## PROBLEM DESCRIPTION
Using the data below, gather each line that includes the word "icon".

## INPUT FOR THIS TASK
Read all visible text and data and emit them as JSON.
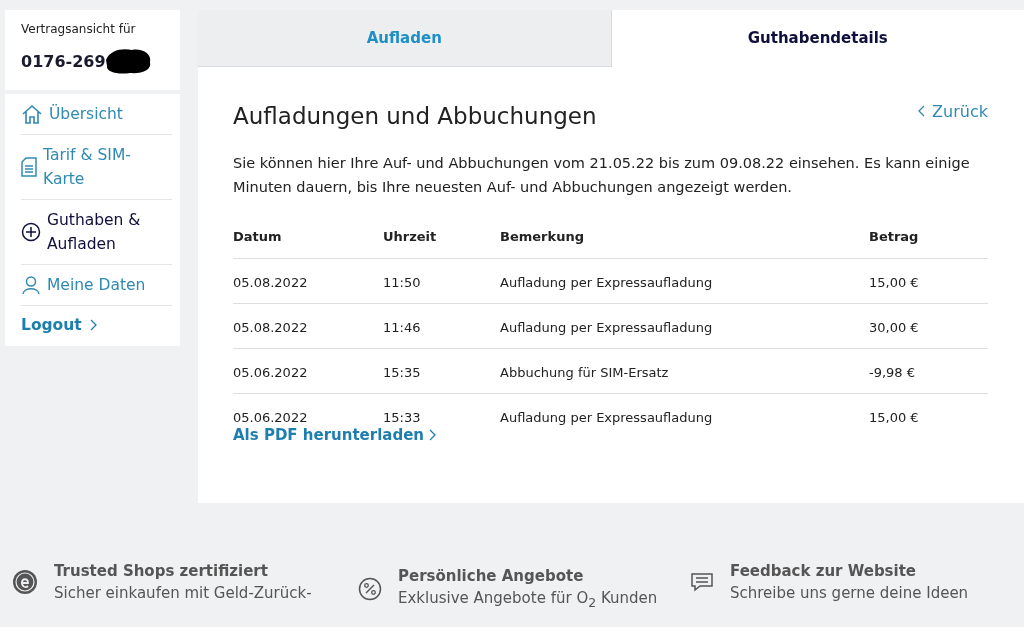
{
  "account": {
    "label": "Vertragsansicht für",
    "number": "0176-269"
  },
  "sidebar": {
    "items": [
      {
        "label": "Übersicht",
        "kind": "home",
        "selected": false
      },
      {
        "label": "Tarif & SIM-Karte",
        "kind": "document",
        "selected": false
      },
      {
        "label": "Guthaben & Aufladen",
        "kind": "plus",
        "selected": true
      },
      {
        "label": "Meine Daten",
        "kind": "person",
        "selected": false
      }
    ],
    "logout": "Logout"
  },
  "tabs": [
    {
      "label": "Aufladen",
      "selected": false
    },
    {
      "label": "Guthabendetails",
      "selected": true
    }
  ],
  "heading": "Aufladungen und Abbuchungen",
  "back_link": "Zurück",
  "description": "Sie können hier Ihre Auf- und Abbuchungen vom 21.05.22 bis zum 09.08.22 einsehen. Es kann einige Minuten dauern, bis Ihre neuesten Auf- und Abbuchungen angezeigt werden.",
  "table": {
    "columns": [
      "Datum",
      "Uhrzeit",
      "Bemerkung",
      "Betrag"
    ],
    "rows": [
      [
        "05.08.2022",
        "11:50",
        "Aufladung per Expressaufladung",
        "15,00 €"
      ],
      [
        "05.08.2022",
        "11:46",
        "Aufladung per Expressaufladung",
        "30,00 €"
      ],
      [
        "05.06.2022",
        "15:35",
        "Abbuchung für SIM-Ersatz",
        "-9,98 €"
      ],
      [
        "05.06.2022",
        "15:33",
        "Aufladung per Expressaufladung",
        "15,00 €"
      ]
    ]
  },
  "pdf_link": "Als PDF herunterladen",
  "footer": [
    {
      "kind": "seal",
      "title": "Trusted Shops zertifiziert",
      "text": "Sicher einkaufen mit Geld-Zurück-"
    },
    {
      "kind": "percent",
      "title": "Persönliche Angebote",
      "text": "Exklusive Angebote für O$_{2}$ Kunden"
    },
    {
      "kind": "chat",
      "title": "Feedback zur Website",
      "text": "Schreibe uns gerne deine Ideen"
    }
  ]
}
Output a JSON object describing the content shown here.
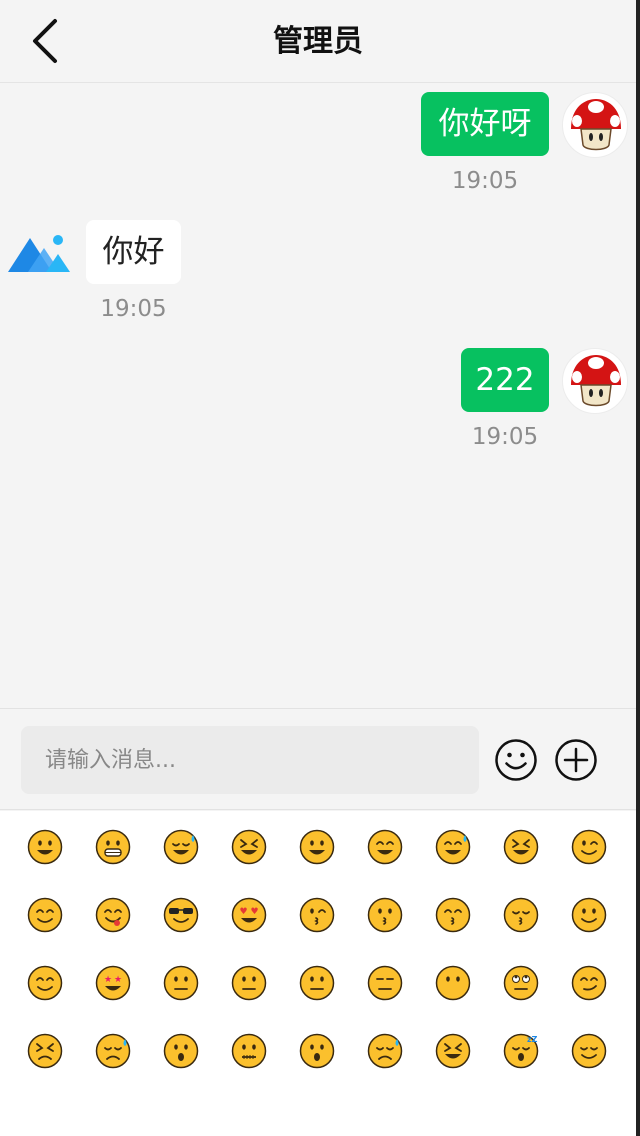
{
  "header": {
    "title": "管理员",
    "back_icon": "chevron-left-icon"
  },
  "messages": [
    {
      "sender": "me",
      "text": "你好呀",
      "time": "19:05",
      "avatar_icon": "mushroom-avatar-icon"
    },
    {
      "sender": "other",
      "text": "你好",
      "time": "19:05",
      "avatar_icon": "mountain-logo-icon"
    },
    {
      "sender": "me",
      "text": "222",
      "time": "19:05",
      "avatar_icon": "mushroom-avatar-icon"
    }
  ],
  "input": {
    "placeholder": "请输入消息...",
    "value": "",
    "emoji_button_icon": "smiley-outline-icon",
    "plus_button_icon": "plus-circle-icon"
  },
  "emojis": [
    [
      "grinning",
      "grimacing",
      "joy",
      "rofl",
      "smiley",
      "smile",
      "sweat-smile",
      "laughing",
      "wink"
    ],
    [
      "blush",
      "yum",
      "sunglasses",
      "heart-eyes",
      "kissing-heart",
      "kissing",
      "kissing-smiling-eyes",
      "kissing-closed-eyes",
      "slightly-smiling"
    ],
    [
      "hugging",
      "star-struck",
      "thinking",
      "raised-eyebrow",
      "neutral",
      "expressionless",
      "no-mouth",
      "rolling-eyes",
      "smirk"
    ],
    [
      "persevere",
      "disappointed-relieved",
      "open-mouth",
      "zipper-mouth",
      "hushed",
      "sleepy",
      "tired",
      "sleeping",
      "relieved"
    ]
  ],
  "colors": {
    "accent": "#07c160",
    "background": "#f4f4f4",
    "emoji_yellow": "#fbc02d",
    "time_text": "#8c8c8c"
  }
}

## RESPONSE AREA
    "back_icon": "chevron-left-icon"
      "avatar_icon": "mushroom-avatar-icon"
      "avatar_icon": "mountain-logo-icon"
      "avatar_icon": "mushroom-avatar-icon"
    "emoji_button_icon": "smiley-outline-icon",
    "plus_button_icon": "plus-circle-icon"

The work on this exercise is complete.